“As a cancer survivor and the husband of Gabby Giffords, who was nearly killed in a shooting and owes her life to quality medical care, I have a deep appreciation for the importance of health care and coverage that you can rely on,” Kelly said.
According to Kelly, 2.8 million Arizonans have a pre-existing condition, and he believes that none of them should lose their health insurance or be unable to attain insurance in the first place because of their pre-existing condition.
“I will work to fix what is broken with our healthcare system,” Kelly said. “By providing more options and competition to reduce costs, including introducing a public health care option, and taking on the pharmaceutical industry to lower the cost of prescription drugs.”
His most personal issue on guns comes from the attempted assassination of his wife in Tucson in 2011. As a result, they both have created nonprofit gun control advocacy group Americans for Responsible Solutions.
On a much larger scale, there also seems to be a plethora of candidates running for the 2020 presidential election.
One of the candidates is current President Donald Trump.
Coming off a controversial presidential term, Trump hopes to continue with his efforts of building the wall and “make America great again.”
While he is presumably one of the most popular candidates, there are a few other Republican candidates also running.
Maryland Gov. Larry Hogan and former Ohio Gov. John Kasich have expressed their interest in challenging President Trump for the Republican primary.
Coming from the Democratic side, according to a Vox article, one of President Trump’s biggest challengers is Senator Bernie Sanders from Vermont. Sanders proved to be a big contender within the 2016 Presidential election. Many anticipate this will most likely be the same for the upcoming 2020 presidential election.
Another big name running is former Vice President Joe Biden. He, as many others also anticipate, will most likely prove to be one of the toughest competitors in the upcoming election.
Former Rep. Beto O’Rourke has made a name for himself with his 2018 campaign for Senator of Texas. According to the Vox article, O’Rourke is seen as the wildcard for the 2020 presidential campaign due to his ability to make a persuasive speech.

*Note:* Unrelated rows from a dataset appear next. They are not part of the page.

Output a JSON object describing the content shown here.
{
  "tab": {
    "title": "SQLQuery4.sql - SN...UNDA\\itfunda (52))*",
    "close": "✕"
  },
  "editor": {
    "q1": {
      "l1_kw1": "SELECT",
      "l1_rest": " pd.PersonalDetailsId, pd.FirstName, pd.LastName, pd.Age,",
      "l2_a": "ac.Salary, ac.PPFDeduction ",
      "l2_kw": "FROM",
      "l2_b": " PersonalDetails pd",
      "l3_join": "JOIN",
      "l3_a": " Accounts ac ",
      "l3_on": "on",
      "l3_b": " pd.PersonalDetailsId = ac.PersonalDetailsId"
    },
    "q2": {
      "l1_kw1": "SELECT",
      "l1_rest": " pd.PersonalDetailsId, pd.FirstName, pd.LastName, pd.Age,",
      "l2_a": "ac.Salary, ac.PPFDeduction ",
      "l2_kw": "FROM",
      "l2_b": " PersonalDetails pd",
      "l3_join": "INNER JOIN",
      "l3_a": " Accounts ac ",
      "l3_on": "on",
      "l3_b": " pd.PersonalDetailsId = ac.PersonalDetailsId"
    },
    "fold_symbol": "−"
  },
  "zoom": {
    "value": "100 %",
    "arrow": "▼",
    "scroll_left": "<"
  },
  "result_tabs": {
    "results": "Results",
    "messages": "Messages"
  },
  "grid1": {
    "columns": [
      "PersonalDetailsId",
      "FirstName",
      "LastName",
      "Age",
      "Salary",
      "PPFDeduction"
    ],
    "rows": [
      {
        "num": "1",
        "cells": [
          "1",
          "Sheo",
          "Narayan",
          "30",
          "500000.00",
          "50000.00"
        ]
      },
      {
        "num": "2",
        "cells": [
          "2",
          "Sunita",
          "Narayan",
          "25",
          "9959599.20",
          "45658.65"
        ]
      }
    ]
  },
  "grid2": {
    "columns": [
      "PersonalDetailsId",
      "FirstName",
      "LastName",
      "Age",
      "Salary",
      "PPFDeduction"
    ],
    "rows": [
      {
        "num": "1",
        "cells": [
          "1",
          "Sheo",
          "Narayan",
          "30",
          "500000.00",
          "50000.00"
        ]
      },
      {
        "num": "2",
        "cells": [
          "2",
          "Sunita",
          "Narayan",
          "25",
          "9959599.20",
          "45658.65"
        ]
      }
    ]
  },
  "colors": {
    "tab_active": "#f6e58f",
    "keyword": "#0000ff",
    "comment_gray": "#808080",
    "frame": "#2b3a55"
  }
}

Washington Gov. Jay Inslee may also prove to be a big contender with his campaign, as stated in an article from The Atlantic. Inslee’s campaign will be revolving around climate change and working on environmental issues that are affecting the world today. He hopes to bring the importance of the changing climate to the limelight and hopefully solve the issue at hand.
Additionally, the way in which votes are counted during elections have also become a contention point for states.
The National Popular Vote Interstate Compact, as stated on the National Popular Vote website, was originally drafted in 2006.
As of March, 12 states have banned together in hopes of bypassing the electoral college. The agreement specifically states the parties involved, ideally all 50 states and the district of Columbia, would award all electoral votes to the presidential candidate winning the popular vote.
Whether this initiative is accepted by the 270 electoral votes needed to pass is hard to say. Currently 180 votes are cast in favor, which is about 67% of the needed majority.
While there are more candidates running each day, many say it will definitely be a hard-fought presidential campaign. Putzova highlighted the importance of political involvement in this election.
“I hope people will be voting and will be engaged this election year,” Putzova said. “We have grand challenges and grand opportunities ahead of us.”
The Democratic and Republican primaries will be held from January to July 2020. The City of Flagstaff will hold its next General Election Nov. 3, 2020, in conjunction with the statewide election.